Irene’s involvement with the Dohenys ladies goes right back to the very start when her mother Margaret and Phil Collins – mother of Irene’s best friend and Dohenys captain Ruth Collins – were involved in setting up the club in Dunmanway.
It was even more of a family affair as Irena’s late father, Diarmuid (one of the region’s best-ever goalkeepers) coached teams in those early days and at one point Irene and her four older sisters – Veronica, Sharon, Mairead and Caroline – all played on the same team.
(We can’t forget her younger brother David who at 36 is still playing senior with the Dohenys; longevity runs in the family, it seems.)
Great memories, and there have been plenty of highs and lows over the past 25 years.
‘There have been some great moments,’ smiled Irene, who is from Dunmanway town.
‘In 2014 I came back after having my son (Adam) – he was born in January and I was back in April – I was captain that year and we won the county league title, against Glanmire, and we won the West Cork final that year too against Bantry in Church Cross. That was a big highlight for me.’

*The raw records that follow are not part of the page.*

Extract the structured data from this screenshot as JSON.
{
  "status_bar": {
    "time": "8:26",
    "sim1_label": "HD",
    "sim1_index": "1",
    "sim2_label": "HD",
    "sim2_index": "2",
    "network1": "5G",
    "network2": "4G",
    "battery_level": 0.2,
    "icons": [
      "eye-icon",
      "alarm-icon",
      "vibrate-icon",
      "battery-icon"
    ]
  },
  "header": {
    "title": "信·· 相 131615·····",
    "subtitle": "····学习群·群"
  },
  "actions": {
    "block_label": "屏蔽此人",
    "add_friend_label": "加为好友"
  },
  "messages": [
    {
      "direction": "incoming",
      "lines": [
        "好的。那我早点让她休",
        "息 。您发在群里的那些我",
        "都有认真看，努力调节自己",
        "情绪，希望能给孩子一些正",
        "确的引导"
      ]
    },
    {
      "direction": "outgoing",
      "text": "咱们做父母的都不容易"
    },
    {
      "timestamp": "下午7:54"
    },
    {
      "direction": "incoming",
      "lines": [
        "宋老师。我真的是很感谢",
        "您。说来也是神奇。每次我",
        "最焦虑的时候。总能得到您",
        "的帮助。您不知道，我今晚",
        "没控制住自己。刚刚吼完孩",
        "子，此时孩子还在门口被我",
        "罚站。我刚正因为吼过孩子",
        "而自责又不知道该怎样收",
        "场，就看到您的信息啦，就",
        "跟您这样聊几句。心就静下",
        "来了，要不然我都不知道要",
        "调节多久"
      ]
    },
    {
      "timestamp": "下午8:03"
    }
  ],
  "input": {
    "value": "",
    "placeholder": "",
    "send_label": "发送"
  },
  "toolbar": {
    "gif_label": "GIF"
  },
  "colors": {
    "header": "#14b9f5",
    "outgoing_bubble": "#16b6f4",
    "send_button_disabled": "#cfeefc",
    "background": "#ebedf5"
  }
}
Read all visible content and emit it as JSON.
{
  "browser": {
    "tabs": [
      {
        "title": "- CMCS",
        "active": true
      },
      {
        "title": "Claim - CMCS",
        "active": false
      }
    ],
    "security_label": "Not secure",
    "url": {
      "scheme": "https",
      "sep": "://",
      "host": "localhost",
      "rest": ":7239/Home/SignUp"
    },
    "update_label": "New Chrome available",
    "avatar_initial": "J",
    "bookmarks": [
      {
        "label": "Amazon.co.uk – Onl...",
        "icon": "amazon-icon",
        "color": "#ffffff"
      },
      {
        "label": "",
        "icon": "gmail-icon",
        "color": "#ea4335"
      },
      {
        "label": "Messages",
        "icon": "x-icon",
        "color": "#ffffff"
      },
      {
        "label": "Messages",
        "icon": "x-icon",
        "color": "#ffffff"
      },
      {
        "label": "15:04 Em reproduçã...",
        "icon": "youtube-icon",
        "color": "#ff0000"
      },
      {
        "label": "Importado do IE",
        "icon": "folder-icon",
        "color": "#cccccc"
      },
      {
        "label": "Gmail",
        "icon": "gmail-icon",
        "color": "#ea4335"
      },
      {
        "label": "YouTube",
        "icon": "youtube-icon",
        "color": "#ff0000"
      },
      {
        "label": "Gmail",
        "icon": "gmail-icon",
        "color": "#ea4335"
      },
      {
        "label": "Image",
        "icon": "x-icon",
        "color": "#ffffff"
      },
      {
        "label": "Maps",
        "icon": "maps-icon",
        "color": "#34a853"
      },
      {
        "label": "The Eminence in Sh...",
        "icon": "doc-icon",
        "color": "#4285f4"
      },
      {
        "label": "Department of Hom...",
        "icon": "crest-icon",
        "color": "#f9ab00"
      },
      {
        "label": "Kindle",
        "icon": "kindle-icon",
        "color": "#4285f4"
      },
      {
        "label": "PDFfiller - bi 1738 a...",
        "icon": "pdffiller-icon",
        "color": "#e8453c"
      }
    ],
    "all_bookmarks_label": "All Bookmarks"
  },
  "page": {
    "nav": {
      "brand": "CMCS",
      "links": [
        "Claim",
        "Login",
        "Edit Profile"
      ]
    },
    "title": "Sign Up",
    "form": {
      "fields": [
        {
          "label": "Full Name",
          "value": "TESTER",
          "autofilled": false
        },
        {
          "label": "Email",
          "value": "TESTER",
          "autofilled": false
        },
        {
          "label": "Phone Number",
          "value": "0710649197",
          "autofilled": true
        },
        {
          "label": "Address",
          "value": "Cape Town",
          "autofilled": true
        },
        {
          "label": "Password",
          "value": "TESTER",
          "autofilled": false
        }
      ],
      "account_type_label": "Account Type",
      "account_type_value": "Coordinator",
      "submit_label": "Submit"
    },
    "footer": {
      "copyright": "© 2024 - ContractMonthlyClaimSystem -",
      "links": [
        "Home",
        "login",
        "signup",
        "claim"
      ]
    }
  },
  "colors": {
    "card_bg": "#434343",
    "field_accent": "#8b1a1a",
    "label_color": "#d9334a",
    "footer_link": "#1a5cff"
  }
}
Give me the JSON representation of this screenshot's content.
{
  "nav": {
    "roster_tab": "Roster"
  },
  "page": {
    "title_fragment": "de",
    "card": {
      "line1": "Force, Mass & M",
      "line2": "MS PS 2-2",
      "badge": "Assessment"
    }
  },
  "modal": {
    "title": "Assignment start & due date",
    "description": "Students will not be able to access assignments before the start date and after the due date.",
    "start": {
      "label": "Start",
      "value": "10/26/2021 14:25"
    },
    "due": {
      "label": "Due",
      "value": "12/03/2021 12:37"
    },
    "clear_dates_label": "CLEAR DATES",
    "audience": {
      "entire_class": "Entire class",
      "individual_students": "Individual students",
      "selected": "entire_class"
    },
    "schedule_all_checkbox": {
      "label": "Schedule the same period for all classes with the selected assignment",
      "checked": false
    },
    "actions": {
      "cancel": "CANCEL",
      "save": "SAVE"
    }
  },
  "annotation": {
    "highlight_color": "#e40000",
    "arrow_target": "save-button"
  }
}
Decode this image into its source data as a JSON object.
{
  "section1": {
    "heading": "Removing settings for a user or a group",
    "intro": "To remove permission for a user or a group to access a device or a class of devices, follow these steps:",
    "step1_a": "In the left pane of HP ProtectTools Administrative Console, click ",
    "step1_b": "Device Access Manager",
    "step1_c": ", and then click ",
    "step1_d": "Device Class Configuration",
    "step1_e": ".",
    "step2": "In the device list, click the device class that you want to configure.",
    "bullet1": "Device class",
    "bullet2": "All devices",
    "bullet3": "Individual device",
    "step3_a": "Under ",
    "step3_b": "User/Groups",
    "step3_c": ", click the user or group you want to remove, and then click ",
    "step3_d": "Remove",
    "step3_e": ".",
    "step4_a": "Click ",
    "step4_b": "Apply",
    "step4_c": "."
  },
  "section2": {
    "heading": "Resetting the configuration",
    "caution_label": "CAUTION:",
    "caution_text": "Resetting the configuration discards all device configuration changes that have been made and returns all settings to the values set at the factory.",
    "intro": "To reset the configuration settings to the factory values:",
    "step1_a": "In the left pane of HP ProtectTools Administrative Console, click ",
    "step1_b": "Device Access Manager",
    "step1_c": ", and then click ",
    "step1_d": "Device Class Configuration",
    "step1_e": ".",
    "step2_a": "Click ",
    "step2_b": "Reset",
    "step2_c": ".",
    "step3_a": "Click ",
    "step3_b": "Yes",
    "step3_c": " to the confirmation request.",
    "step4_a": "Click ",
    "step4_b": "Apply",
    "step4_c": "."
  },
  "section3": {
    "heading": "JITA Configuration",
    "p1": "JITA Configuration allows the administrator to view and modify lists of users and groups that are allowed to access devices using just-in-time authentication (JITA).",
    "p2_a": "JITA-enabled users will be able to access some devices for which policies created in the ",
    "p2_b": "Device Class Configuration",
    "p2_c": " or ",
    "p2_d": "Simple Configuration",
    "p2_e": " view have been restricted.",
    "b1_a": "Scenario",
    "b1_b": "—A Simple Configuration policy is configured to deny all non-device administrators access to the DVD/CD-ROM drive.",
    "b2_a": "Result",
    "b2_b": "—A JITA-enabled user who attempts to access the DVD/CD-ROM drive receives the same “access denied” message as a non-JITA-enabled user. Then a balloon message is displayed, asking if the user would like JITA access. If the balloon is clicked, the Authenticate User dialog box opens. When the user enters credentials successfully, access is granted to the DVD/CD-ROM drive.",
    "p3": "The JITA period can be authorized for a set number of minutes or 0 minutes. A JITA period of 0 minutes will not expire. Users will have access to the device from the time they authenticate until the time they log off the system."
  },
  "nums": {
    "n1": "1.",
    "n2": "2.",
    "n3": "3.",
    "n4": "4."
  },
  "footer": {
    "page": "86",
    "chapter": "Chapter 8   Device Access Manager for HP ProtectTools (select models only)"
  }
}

There have been lows, too. These past two years Dohenys have lost the county junior B championship final, Glanmire getting the better of them in last month’s decider (2-9 to 1-8), but Irene is convinced that they’ll scale that summit in the not too distant future.
‘There is definitely a county final in them. I’m convinced. Next year could be their year,’ she said.
‘There are some good players coming through from the minors and when you add them to the team that’s there, with Melissa Duggan, Ruth Collins and Catriona Moloney, that’s a team capable of winning a county title.
‘Tony White the manager has been terrific as well.
‘It was disappointing losing the county final to Glanmire but to bounce back and win the West Cork final was fantastic.
‘I thought it was the perfect time to bow out.’
Over the years, Irene has held several roles with the club. She was vice-chairperson, trained the U16 team for a spell and as well as playing, she was also a referee. In fact, while she was in CMUH in 2011 about to give birth to her second child, Lauren, Irene received a phone-call asking her to referee a game in West Cork.
She answered the call.
‘Sorry, I can’t ref that game. I’m in hospital having a baby!’
Irene and her husband Brian, from Ballincollig, have four kids – Emma (14), Lauren (6), Sophie (4) and Adam (3) – and juggling family life, her job at Norton House in Skibbereen and playing with the Dohenys has been a challenge in itself. With that in mind, she doesn’t think she’ll get itchy feet to lace up her boots in 2018.
‘I don’t think so,’ when asked if she’ll come out of retirement.
‘There is a lot of commitment involved. I have four kids at home, too. Every time I had a child I came back playing the same year. I went straight back into training. But there comes a time when something has to give because it’s hard work trying to balance everything.
‘I’ll go and support the girls and help out as much as I can – but I won’t be playing.’
She’s enjoyed a football career that saw her play for Cork at U14, U16, minor and senior level, spent a summer playing with Fog City Harps in San Francisco and won silverware with her beloved Dohenys.
‘Twenty-five years is a long time to be playing so it’s time I made way for the young players. I find it hard to keep up with them anyway!’ Irene laughed, content with her decision to draw the curtain of her playing days. She’ll be missed.